TASK GOAL: Except for the pictures, reproduce the records word for word.

━━━━━ INPUT FOR THIS TASK

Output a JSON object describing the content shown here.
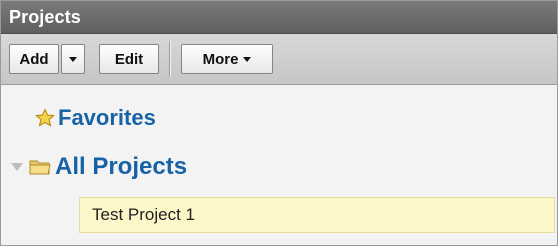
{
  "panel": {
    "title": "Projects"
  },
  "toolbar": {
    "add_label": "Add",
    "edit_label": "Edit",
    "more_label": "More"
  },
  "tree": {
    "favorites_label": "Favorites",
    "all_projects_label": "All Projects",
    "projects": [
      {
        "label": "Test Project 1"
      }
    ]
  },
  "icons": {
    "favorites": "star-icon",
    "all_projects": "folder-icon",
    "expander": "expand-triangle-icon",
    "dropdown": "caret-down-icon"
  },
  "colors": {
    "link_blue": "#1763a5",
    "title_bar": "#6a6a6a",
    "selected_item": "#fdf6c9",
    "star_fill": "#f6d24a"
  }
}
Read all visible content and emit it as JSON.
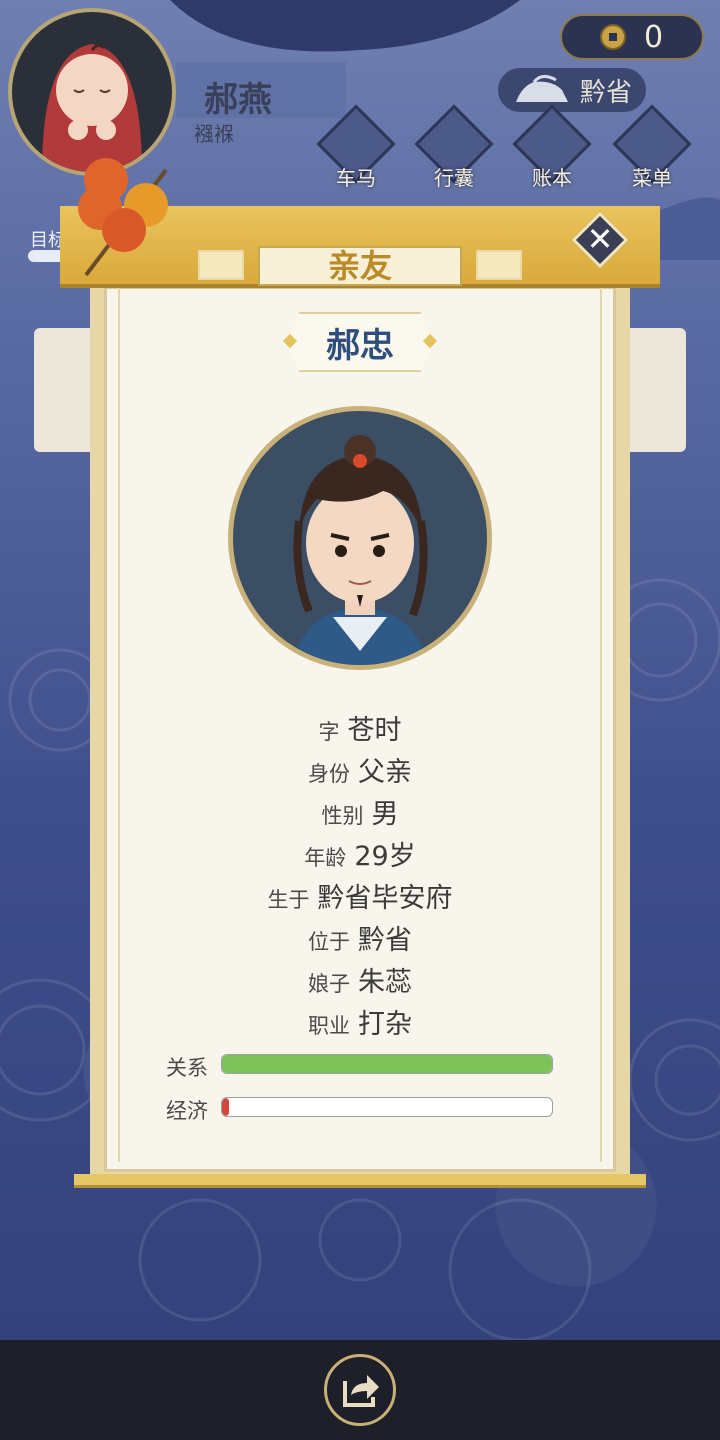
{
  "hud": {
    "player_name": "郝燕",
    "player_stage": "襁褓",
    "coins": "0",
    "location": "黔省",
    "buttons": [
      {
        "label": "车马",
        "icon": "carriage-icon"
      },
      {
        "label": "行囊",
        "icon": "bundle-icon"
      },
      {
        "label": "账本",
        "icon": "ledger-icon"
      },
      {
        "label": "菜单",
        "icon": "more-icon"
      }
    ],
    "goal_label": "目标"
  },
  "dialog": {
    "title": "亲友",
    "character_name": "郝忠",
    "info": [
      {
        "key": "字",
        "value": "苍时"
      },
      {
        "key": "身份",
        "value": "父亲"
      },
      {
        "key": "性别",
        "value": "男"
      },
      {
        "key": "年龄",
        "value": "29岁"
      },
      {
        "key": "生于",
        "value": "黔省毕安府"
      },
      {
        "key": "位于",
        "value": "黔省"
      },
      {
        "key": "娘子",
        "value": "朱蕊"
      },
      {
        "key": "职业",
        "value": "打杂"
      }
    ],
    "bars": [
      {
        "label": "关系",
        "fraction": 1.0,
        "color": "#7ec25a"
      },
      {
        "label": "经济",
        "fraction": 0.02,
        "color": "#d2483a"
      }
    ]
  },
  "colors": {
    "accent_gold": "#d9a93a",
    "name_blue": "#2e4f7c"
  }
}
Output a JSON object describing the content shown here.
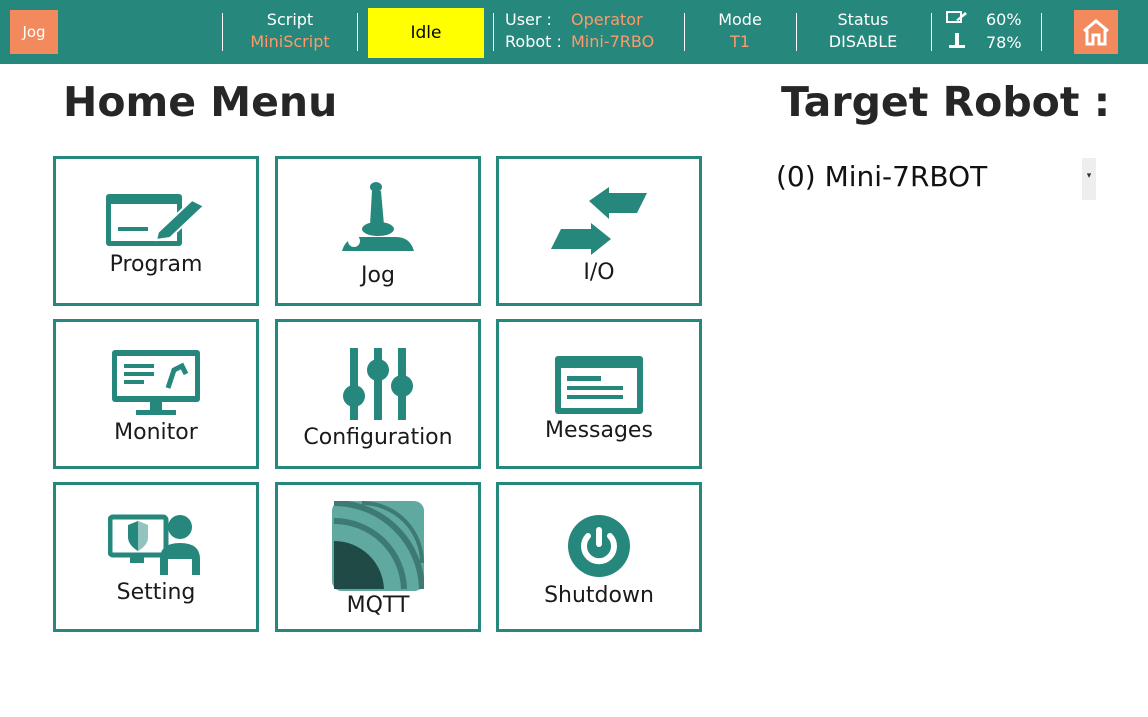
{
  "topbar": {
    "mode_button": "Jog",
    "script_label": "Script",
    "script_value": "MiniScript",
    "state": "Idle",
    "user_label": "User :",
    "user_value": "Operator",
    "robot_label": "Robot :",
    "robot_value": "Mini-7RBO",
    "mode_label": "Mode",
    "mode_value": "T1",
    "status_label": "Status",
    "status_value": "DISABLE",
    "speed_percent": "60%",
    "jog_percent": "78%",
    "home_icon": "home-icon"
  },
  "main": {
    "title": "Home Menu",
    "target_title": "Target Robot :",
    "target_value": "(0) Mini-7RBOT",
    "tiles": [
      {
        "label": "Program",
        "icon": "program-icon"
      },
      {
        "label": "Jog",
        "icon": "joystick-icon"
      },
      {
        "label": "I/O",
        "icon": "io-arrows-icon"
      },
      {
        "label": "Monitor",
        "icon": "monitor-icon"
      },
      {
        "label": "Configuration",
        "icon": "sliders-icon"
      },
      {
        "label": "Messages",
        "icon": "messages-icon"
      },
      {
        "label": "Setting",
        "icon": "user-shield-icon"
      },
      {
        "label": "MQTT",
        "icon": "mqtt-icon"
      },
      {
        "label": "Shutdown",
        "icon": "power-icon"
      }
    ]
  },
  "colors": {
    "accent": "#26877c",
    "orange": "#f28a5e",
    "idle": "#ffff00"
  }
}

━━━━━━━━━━

EXERCISE OUTPUT:
Output a JSON object describing the content shown here.
{
  "panel": {
    "title": "Projects"
  },
  "toolbar": {
    "add_label": "Add",
    "edit_label": "Edit",
    "more_label": "More"
  },
  "tree": {
    "favorites_label": "Favorites",
    "all_projects_label": "All Projects",
    "projects": [
      {
        "label": "Test Project 1"
      }
    ]
  },
  "icons": {
    "favorites": "star-icon",
    "all_projects": "folder-icon",
    "expander": "expand-triangle-icon",
    "dropdown": "caret-down-icon"
  },
  "colors": {
    "link_blue": "#1763a5",
    "title_bar": "#6a6a6a",
    "selected_item": "#fdf6c9",
    "star_fill": "#f6d24a"
  }
}
Read all visible content and emit it as JSON.
{
  "hud": {
    "player_name": "郝燕",
    "player_stage": "襁褓",
    "coins": "0",
    "location": "黔省",
    "buttons": [
      {
        "label": "车马",
        "icon": "carriage-icon"
      },
      {
        "label": "行囊",
        "icon": "bundle-icon"
      },
      {
        "label": "账本",
        "icon": "ledger-icon"
      },
      {
        "label": "菜单",
        "icon": "more-icon"
      }
    ],
    "goal_label": "目标"
  },
  "dialog": {
    "title": "亲友",
    "character_name": "郝忠",
    "info": [
      {
        "key": "字",
        "value": "苍时"
      },
      {
        "key": "身份",
        "value": "父亲"
      },
      {
        "key": "性别",
        "value": "男"
      },
      {
        "key": "年龄",
        "value": "29岁"
      },
      {
        "key": "生于",
        "value": "黔省毕安府"
      },
      {
        "key": "位于",
        "value": "黔省"
      },
      {
        "key": "娘子",
        "value": "朱蕊"
      },
      {
        "key": "职业",
        "value": "打杂"
      }
    ],
    "bars": [
      {
        "label": "关系",
        "fraction": 1.0,
        "color": "#7ec25a"
      },
      {
        "label": "经济",
        "fraction": 0.02,
        "color": "#d2483a"
      }
    ]
  },
  "colors": {
    "accent_gold": "#d9a93a",
    "name_blue": "#2e4f7c"
  }
}
Output a JSON object describing the content shown here.
{
  "topbar": {
    "mode_button": "Jog",
    "script_label": "Script",
    "script_value": "MiniScript",
    "state": "Idle",
    "user_label": "User :",
    "user_value": "Operator",
    "robot_label": "Robot :",
    "robot_value": "Mini-7RBO",
    "mode_label": "Mode",
    "mode_value": "T1",
    "status_label": "Status",
    "status_value": "DISABLE",
    "speed_percent": "60%",
    "jog_percent": "78%",
    "home_icon": "home-icon"
  },
  "main": {
    "title": "Home Menu",
    "target_title": "Target Robot :",
    "target_value": "(0) Mini-7RBOT",
    "tiles": [
      {
        "label": "Program",
        "icon": "program-icon"
      },
      {
        "label": "Jog",
        "icon": "joystick-icon"
      },
      {
        "label": "I/O",
        "icon": "io-arrows-icon"
      },
      {
        "label": "Monitor",
        "icon": "monitor-icon"
      },
      {
        "label": "Configuration",
        "icon": "sliders-icon"
      },
      {
        "label": "Messages",
        "icon": "messages-icon"
      },
      {
        "label": "Setting",
        "icon": "user-shield-icon"
      },
      {
        "label": "MQTT",
        "icon": "mqtt-icon"
      },
      {
        "label": "Shutdown",
        "icon": "power-icon"
      }
    ]
  },
  "colors": {
    "accent": "#26877c",
    "orange": "#f28a5e",
    "idle": "#ffff00"
  }
}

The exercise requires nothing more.